CEG 320/520Interfacing with I/O devices25 Direct Memory Access (DMA) Even with interrupts, a lot of CPU effort is expended just moving bytes around from I/O devices to/from memory –Modem – interrupt every time a byte arrives? DMA allows devices to access memory directly –A large amount of data can be stored to a memory location, and then an interrupt can be triggered to process all the data at once.
CEG 320/520Interfacing with I/O devices26 A DMA Controller A DMA controller can transfer a large amount of data between a device and memory –Example – send a stream of print data to a printer, and notify the CPU when done The controller needs to know: –Where in memory should the data be found/put? –How many bytes of data should be transferred? Starting address Byte count Status and control register: IRQIE DoneR/W CPUMemory Disk Printer Bus
CEG 320/520Interfacing with I/O devices27 Bus Arbitration Both the CPU and the DMA controller can use the bus There are often multiple DMA controllers No two devices can use the bus at the same time Memory Disk Printer Bus DMA Controller CPU
CEG 320/520Interfacing with I/O devices28 Bus Arbitration Details Signal Bus Request (BR) to request the bus CPU asserts Bus Granted (BG) –If DMA controller didnt request the bus, pass it on to BG2, BG3, etc. Controller asserts Bus Busy (BBSY) until done CPU DMA Controller 1 DMA Controller 2 BBSY BR BG1BG2
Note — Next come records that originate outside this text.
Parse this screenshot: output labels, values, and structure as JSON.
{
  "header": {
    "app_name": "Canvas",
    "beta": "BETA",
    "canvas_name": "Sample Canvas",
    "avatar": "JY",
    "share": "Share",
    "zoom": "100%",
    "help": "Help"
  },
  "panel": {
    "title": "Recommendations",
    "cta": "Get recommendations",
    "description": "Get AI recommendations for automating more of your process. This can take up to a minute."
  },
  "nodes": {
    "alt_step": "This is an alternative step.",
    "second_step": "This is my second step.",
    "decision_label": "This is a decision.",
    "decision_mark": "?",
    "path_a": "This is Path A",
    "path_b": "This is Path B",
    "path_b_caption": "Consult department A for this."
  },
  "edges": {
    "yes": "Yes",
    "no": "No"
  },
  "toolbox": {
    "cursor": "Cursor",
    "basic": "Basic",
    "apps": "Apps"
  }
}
CEG 320/520Interfacing with I/O devices29 Bus Arbitration Policies No one can use the bus (not even the CPU) while BBSY is asserted, except for the DMA controller that is the current bus master. Cycle stealing – When you get the bus, perform a few transfers and then release it –High-speed peripherals, like disks, get bus priority Block mode – Perform an entire transfer before releasing the bus.
CEG 320/520Interfacing with I/O devices30 You should know… General concepts for I/O devices: –Programmatic vs. memory-mapped I/O –Polling vs. Interrupt-driven I/O –Vectored interrupts, interrupt priorities –DMA, Bus Arbitration Details for the –Exactly what happens in the CPU on an interrupt What does the RTE instruction do? –How to write a simple ISR –How to initialize the I/O device and the vector table
CEG 320/520Interfacing with I/O devices Pinouts